Video Afghanistan’s Progress Aided by US Academic Center

Recent combat in Afghanistan has shifted world attention back to the central Asian nation’s continuing civil war and economic challenges. But, while there are many vexing problems facing Afghanistan’s government and people, a group of academics in Omaha, Nebraska has kept a strong faith in the nation’s future through programs to improve education. VOA’s Greg Flakus has more from Omaha, Nebraska.

Video House Republicans in Chaos as Speaker Favorite Withdraws

The Republican widely expected to become the next speaker of the House of Representatives shocked his colleagues Thursday by announcing he was withdrawing his candidacy. The decision by Majority Leader Kevin McCarthy means the race to succeed retiring Speaker John Boehner is now wide open. VOA National Correspondent Jim Malone reports.

Video German, US Officials Investigate Volkswagen

German officials have taken steps to restore some of the reputation their car industry has lost after a recent Volkswagen diesel emissions scandal. Authorities have searched Volkswagen headquarters and other locations in an effort to identify the culprits in the creation of software that helps cheat on emission tests. Meanwhile, a group of lawmakers in Washington held a hearing to get to the bottom of the cheating strategy that was first discovered in the United States. Zlatica Hoke reports.

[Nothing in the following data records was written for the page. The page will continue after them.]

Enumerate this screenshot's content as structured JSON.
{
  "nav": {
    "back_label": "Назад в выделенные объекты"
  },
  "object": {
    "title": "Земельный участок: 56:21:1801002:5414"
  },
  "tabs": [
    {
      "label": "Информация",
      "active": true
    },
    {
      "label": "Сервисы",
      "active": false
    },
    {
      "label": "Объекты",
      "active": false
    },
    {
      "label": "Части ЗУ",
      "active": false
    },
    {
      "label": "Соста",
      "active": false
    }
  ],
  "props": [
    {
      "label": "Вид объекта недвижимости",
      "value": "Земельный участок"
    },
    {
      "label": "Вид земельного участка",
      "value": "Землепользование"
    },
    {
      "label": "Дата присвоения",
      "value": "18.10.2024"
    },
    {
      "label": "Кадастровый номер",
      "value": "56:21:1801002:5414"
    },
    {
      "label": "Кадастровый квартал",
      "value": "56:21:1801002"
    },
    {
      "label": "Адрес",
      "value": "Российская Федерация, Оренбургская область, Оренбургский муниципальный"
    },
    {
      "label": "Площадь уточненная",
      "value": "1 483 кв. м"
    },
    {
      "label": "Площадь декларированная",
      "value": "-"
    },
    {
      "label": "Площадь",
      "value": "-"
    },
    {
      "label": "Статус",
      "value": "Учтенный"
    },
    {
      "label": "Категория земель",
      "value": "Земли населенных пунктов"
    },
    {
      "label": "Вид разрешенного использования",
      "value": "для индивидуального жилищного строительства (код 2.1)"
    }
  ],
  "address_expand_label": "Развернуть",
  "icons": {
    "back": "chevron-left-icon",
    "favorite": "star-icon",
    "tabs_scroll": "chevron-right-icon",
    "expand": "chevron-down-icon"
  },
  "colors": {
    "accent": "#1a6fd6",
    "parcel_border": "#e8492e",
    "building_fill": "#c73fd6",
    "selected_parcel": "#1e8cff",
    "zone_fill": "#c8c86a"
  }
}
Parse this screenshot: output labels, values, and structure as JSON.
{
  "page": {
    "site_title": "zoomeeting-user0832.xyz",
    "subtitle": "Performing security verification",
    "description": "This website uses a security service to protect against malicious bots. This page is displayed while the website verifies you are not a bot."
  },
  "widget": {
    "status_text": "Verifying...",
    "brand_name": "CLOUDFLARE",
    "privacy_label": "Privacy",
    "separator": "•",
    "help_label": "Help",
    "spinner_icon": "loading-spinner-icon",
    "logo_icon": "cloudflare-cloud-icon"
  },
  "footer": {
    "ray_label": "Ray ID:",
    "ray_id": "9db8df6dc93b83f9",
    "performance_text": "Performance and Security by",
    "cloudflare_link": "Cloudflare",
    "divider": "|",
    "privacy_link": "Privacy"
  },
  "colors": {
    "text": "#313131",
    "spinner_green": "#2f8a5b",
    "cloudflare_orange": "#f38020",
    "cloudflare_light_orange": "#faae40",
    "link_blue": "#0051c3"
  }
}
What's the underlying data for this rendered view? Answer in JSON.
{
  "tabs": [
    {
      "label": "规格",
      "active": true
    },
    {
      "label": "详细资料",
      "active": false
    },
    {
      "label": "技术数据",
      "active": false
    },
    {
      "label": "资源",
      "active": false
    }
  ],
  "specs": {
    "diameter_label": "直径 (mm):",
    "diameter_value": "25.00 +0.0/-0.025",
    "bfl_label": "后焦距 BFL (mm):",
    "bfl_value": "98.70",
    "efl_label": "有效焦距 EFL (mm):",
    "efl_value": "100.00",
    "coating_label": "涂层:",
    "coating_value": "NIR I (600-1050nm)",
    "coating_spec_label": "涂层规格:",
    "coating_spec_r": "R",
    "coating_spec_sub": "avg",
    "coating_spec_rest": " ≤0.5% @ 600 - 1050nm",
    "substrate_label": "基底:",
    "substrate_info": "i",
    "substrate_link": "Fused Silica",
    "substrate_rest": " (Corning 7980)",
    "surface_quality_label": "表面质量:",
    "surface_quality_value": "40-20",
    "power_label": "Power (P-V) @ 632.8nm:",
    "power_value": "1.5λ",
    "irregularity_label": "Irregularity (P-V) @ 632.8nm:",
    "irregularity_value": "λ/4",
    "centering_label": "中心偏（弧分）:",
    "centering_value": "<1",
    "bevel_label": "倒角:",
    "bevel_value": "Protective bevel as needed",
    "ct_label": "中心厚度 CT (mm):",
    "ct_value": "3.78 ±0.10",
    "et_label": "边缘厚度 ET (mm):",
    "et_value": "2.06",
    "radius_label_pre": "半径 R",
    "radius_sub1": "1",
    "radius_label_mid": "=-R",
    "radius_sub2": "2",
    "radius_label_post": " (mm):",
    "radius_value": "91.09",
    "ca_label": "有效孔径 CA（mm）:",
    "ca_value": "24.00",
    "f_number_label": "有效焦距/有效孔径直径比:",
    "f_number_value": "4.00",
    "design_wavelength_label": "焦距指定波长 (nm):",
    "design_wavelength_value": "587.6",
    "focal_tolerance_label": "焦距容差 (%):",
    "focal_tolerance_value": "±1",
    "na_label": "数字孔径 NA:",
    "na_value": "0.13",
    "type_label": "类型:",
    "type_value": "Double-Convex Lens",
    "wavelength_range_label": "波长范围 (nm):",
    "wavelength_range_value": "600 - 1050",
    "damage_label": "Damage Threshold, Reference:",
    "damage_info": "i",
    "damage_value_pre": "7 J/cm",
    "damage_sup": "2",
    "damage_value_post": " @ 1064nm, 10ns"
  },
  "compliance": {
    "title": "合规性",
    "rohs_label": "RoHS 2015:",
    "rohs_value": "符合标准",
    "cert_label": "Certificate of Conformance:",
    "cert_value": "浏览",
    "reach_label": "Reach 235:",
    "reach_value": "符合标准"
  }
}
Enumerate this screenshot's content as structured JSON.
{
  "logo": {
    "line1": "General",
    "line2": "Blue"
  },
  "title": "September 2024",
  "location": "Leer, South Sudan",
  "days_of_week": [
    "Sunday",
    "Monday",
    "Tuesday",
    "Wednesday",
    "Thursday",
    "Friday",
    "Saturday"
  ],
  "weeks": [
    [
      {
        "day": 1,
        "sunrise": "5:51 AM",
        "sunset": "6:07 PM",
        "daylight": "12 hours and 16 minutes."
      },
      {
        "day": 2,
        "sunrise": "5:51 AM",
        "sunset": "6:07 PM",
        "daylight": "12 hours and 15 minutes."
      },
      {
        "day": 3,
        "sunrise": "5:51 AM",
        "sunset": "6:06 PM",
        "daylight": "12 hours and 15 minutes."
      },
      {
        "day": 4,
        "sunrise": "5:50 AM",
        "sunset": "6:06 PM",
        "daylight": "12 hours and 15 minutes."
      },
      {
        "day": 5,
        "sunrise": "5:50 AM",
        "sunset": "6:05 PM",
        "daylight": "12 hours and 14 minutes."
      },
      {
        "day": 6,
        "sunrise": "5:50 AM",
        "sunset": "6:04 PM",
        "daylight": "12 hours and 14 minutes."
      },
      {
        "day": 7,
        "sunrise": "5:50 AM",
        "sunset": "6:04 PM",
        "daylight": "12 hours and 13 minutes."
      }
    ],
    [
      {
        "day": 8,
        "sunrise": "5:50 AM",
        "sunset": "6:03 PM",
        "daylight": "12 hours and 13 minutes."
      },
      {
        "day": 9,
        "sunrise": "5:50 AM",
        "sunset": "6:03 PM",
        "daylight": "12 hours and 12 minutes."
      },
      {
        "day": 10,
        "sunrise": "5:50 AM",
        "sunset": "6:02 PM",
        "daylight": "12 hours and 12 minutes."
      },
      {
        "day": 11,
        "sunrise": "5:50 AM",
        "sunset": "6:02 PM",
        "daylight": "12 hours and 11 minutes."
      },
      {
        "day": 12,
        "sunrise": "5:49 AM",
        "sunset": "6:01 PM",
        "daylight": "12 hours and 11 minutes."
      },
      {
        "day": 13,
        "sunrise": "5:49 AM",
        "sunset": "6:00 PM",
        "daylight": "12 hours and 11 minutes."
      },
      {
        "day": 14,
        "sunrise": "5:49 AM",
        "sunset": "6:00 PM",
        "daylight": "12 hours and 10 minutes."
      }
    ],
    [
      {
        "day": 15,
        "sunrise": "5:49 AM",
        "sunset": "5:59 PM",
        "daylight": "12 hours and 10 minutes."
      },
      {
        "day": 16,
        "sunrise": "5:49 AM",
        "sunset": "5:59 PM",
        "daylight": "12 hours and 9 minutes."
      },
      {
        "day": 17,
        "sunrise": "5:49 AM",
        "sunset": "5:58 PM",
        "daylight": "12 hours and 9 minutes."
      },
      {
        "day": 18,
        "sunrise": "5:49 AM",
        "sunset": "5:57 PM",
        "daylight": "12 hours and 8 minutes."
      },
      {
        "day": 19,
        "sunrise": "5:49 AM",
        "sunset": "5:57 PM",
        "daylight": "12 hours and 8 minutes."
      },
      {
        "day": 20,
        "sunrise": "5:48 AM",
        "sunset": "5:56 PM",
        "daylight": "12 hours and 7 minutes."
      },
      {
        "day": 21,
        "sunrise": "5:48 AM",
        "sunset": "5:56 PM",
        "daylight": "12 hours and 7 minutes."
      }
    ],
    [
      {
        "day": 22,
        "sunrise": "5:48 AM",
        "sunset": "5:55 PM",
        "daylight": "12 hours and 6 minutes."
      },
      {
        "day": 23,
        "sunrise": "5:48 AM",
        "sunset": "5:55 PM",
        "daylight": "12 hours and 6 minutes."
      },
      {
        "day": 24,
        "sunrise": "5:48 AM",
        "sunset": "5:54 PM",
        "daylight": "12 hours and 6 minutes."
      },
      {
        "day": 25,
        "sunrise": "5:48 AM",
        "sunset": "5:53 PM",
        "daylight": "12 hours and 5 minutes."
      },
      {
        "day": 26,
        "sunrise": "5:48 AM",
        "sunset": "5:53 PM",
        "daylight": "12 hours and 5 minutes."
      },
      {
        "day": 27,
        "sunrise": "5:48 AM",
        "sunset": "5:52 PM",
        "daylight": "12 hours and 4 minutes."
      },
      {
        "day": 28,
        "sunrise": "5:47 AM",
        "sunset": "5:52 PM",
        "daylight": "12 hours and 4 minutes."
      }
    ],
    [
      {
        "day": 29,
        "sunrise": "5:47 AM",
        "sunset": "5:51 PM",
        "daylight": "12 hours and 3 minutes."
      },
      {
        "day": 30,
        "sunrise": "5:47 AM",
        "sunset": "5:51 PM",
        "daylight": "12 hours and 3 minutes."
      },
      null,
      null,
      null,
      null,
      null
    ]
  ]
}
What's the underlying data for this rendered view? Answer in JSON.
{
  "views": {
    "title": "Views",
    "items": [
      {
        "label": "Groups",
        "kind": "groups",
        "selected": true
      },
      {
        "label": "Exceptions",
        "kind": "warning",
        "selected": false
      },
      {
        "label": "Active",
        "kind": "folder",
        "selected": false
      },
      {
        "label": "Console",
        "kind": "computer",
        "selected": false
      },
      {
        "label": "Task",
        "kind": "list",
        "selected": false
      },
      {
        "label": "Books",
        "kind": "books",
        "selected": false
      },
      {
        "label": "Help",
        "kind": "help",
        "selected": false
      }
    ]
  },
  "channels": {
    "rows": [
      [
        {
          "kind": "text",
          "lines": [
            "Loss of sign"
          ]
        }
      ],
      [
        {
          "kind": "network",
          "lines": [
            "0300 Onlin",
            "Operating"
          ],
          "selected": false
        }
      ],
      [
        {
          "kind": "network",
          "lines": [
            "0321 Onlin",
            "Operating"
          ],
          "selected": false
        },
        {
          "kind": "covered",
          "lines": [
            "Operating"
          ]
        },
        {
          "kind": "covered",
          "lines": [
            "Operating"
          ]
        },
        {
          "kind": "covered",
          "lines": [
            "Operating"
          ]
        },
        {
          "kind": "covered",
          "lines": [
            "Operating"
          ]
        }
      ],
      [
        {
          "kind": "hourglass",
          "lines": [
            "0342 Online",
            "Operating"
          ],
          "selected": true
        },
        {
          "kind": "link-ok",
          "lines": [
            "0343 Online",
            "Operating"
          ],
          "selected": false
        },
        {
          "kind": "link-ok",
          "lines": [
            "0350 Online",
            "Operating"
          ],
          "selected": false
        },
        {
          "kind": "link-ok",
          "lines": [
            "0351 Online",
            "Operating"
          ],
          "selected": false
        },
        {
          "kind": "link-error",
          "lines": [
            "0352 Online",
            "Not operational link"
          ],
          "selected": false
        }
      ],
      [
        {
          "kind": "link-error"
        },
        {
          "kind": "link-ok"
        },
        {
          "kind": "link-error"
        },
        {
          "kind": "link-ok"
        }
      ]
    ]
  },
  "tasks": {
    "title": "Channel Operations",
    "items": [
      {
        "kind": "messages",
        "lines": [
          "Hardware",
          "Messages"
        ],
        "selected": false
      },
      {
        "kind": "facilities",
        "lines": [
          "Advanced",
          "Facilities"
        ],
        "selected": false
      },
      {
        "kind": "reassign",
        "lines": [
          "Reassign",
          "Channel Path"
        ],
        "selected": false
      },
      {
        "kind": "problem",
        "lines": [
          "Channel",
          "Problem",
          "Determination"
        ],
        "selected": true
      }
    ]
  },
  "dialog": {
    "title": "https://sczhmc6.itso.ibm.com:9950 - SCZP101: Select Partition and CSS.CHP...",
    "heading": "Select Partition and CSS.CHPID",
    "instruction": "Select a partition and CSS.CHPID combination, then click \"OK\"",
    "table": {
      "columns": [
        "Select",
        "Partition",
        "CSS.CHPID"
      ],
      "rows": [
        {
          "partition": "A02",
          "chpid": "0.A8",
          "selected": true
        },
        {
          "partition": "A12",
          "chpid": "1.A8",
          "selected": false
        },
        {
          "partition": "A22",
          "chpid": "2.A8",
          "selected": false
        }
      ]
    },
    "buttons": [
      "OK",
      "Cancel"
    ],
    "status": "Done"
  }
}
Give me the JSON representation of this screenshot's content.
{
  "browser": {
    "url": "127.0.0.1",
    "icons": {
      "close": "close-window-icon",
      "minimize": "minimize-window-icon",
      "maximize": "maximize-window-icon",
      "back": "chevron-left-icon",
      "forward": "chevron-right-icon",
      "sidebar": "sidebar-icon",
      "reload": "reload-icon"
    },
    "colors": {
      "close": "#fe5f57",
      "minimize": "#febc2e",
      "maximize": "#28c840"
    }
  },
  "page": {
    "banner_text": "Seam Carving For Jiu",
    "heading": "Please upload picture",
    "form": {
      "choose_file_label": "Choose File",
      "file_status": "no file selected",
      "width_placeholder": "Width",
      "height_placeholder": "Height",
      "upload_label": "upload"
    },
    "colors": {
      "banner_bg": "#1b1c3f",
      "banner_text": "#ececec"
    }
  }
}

Video Why Are Gun Laws So Hard for Congress to Tackle?

Since taking office, President Barack Obama has spoken out or issued statements about 15 mass shootings. The most recent shooting, in which 10 people were killed at a community college, sparked outrage over the nation's gun laws. But changing those laws isn't as easy as many think. VOA's Carolyn Presutti reports.

Video In 'He Named Me Malala,' Guggenheim Finds Normal in Extraordinary

Davis Guggenheim’s documentary "He Named Me Malala" offers a probing look into the life of 18-year-old Malala Yousafsai, the Pakistani teenager who, in 2012, was shot in the head by the Taliban for standing up for her right to education in her hometown in Pakistan's Swat Valley. Guggenheim shows how, since then, Malala has become a symbol not as a victim of brutal violence, but as an advocate for girls’ education throughout the world. VOA’s Penelope Poulou has more.

Video Paintable Solar Cells May Someday Replace Silicon-Based Panels

Solar panels today are still factory-manufactured, with the use of some highly toxic substances such as cadmium chloride. But a researcher at St. Mary’s College, Maryland, says we are close to being able to create solar panels by painting them on a suitable surface, using nontoxic solutions. VOA’s George Putic reports.

VOA Blogs